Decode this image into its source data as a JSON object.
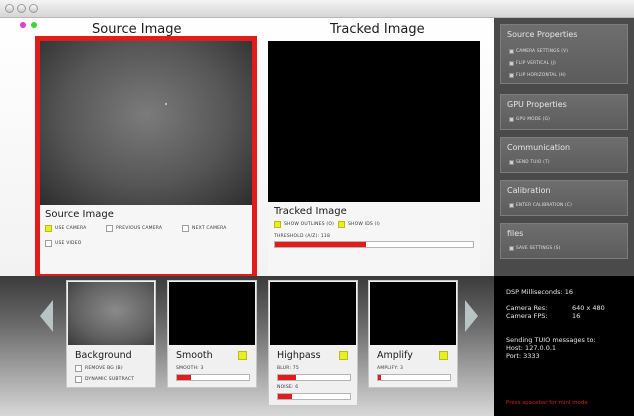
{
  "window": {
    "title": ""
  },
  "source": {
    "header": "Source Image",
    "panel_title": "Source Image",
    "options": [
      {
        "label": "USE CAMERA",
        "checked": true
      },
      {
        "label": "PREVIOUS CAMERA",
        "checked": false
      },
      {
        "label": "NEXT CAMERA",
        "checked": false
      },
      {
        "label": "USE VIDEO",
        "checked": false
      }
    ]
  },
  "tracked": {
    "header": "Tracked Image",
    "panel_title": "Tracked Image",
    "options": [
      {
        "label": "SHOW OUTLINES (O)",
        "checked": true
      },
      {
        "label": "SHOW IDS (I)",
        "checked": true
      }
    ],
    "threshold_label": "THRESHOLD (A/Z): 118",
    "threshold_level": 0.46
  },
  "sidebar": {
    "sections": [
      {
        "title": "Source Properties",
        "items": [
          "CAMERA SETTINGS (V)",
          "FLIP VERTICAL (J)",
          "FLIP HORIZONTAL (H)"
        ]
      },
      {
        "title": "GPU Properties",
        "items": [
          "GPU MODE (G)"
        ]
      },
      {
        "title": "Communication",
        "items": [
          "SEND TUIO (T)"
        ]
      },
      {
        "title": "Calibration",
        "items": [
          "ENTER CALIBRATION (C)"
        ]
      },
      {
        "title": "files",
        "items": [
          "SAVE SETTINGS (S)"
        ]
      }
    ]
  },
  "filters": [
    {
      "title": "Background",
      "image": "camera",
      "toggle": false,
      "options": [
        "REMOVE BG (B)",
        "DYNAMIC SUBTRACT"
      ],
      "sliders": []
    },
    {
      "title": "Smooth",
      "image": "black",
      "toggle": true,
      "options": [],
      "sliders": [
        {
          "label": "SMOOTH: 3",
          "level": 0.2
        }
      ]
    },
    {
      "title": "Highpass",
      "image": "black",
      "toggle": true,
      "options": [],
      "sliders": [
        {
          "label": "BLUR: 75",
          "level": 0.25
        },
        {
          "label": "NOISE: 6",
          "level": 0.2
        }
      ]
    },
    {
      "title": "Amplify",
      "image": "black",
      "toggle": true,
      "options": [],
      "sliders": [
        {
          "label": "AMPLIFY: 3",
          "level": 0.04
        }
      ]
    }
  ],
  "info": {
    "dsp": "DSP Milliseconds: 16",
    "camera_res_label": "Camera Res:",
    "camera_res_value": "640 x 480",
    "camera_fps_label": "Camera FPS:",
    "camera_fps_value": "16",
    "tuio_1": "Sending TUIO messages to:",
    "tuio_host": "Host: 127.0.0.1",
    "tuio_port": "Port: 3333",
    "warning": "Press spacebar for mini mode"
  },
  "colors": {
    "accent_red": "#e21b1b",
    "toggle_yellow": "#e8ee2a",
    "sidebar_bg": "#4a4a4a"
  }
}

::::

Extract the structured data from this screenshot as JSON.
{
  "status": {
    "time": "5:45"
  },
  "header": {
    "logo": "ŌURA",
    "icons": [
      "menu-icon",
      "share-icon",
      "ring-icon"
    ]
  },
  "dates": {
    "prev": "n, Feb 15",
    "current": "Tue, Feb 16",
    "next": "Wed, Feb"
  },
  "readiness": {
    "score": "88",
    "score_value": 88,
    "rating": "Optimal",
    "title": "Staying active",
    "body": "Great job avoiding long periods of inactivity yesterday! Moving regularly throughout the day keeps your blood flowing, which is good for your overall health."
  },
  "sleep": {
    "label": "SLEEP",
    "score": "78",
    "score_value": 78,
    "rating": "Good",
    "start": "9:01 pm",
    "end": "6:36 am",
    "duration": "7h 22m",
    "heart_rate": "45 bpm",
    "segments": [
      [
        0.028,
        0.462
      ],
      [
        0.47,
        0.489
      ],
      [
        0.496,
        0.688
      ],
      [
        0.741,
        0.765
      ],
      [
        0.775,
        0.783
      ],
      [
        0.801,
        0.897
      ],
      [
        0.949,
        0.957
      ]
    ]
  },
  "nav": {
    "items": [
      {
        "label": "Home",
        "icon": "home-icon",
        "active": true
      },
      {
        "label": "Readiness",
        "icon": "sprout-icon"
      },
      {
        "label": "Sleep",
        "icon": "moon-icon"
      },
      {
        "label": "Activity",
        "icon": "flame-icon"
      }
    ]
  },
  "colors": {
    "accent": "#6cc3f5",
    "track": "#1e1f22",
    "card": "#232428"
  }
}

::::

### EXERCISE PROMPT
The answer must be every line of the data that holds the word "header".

### EXERCISE RESULT
    "header": "Source Image",
    "header": "Tracked Image",
  "header": {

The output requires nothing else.